Rafe Esquith is a 5th grade teacher in Los Angeles, CA. He has won many extremely prestigious awards throughout his nearly quarter-century of teaching, and his recent book, Teach Like Your Hair’s On Fire (pictured below), talks about the “methods and madness” inside his classroom.
I chose to read this book just as summer break began, hoping for inspiration for my own classroom for next fall. I found that Esquith is extremely dedicated: he lets his students enter the classroom at 6:30 in the morning, begins an optional math team at 7:00, runs the typical school day from 8:00-3:00, leads a Shakespeare club from 3:00-4:30, and allows students to continue studying in his classroom until 6:00 or later each evening.
Amidst all of the dedication that Esquith shows for his students, however, it became clear in reading the book that his methods, although they may be effective, are not duplicable on a wide scale. First, his hours are “insane” by his own admission. Second, he also acknowledges that he has a “Messiah Complex.” He also scorns his teaching colleagues and school administrators and states that in a typical day, he talks to no other adults at his school.
The good thing about Esquith is that he cares deeply about his students. The bad thing is that his work, largely because of his own antisocial behavior, is not going to be contagious.
I think Rafe has fallen into a trap that we all would do well to avoid, where he cares only for the twenty-some kids in his class. He has lost site of one simple fact: They’re ALL our students. The best schools are the ones where the school’s most inspiring and talented teachers work collaboratively with others to help them achieve similar greatness.
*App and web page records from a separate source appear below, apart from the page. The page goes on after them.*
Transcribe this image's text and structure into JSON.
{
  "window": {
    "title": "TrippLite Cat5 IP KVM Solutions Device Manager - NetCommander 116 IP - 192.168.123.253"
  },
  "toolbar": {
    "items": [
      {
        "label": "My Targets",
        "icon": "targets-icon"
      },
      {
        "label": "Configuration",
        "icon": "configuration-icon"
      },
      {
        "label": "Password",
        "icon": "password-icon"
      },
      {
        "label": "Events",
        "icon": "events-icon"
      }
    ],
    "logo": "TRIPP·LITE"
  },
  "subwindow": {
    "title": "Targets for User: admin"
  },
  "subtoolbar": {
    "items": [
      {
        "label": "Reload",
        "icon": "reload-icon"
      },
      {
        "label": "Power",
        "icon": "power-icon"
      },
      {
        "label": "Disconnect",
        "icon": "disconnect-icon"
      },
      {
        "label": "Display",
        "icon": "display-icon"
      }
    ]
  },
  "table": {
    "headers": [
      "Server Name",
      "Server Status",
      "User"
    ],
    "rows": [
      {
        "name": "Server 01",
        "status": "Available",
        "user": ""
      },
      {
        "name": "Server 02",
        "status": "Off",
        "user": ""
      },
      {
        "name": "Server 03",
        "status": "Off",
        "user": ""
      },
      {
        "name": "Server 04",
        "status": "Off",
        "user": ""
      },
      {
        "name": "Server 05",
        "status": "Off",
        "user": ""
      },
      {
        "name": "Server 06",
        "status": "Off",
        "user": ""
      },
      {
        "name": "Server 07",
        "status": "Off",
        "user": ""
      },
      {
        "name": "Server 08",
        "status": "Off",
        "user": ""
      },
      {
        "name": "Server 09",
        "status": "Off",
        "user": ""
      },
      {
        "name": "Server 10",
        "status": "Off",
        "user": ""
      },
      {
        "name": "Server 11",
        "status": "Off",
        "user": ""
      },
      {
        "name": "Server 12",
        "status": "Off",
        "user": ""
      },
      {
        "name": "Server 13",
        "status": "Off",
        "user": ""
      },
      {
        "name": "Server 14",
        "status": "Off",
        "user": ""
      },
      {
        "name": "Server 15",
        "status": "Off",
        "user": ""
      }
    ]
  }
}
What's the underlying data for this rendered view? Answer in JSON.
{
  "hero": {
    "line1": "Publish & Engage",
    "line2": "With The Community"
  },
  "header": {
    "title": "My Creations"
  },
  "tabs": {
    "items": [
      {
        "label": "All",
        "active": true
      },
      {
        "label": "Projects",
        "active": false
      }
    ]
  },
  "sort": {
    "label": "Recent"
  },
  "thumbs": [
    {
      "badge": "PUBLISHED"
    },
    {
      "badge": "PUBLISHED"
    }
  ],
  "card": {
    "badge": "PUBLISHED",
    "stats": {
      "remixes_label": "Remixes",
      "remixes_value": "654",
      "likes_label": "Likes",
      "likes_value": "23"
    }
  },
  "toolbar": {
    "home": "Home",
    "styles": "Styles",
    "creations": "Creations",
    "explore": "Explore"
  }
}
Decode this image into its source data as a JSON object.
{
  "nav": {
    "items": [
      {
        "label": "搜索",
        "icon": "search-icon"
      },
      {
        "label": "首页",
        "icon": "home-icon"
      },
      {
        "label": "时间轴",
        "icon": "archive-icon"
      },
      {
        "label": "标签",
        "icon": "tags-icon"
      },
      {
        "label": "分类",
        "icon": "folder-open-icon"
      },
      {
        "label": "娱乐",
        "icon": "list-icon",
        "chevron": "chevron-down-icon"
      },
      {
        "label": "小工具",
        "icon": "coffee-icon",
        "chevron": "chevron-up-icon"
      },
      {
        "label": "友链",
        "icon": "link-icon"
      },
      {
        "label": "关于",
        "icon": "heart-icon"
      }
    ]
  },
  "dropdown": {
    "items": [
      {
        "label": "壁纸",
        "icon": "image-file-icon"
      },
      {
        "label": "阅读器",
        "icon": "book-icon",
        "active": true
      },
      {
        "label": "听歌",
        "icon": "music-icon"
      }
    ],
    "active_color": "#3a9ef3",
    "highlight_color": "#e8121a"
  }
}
Until he learns that, Mr. Esquith’s career will be defined as one of isolated greatness; he will not be the agent of change that he could have been.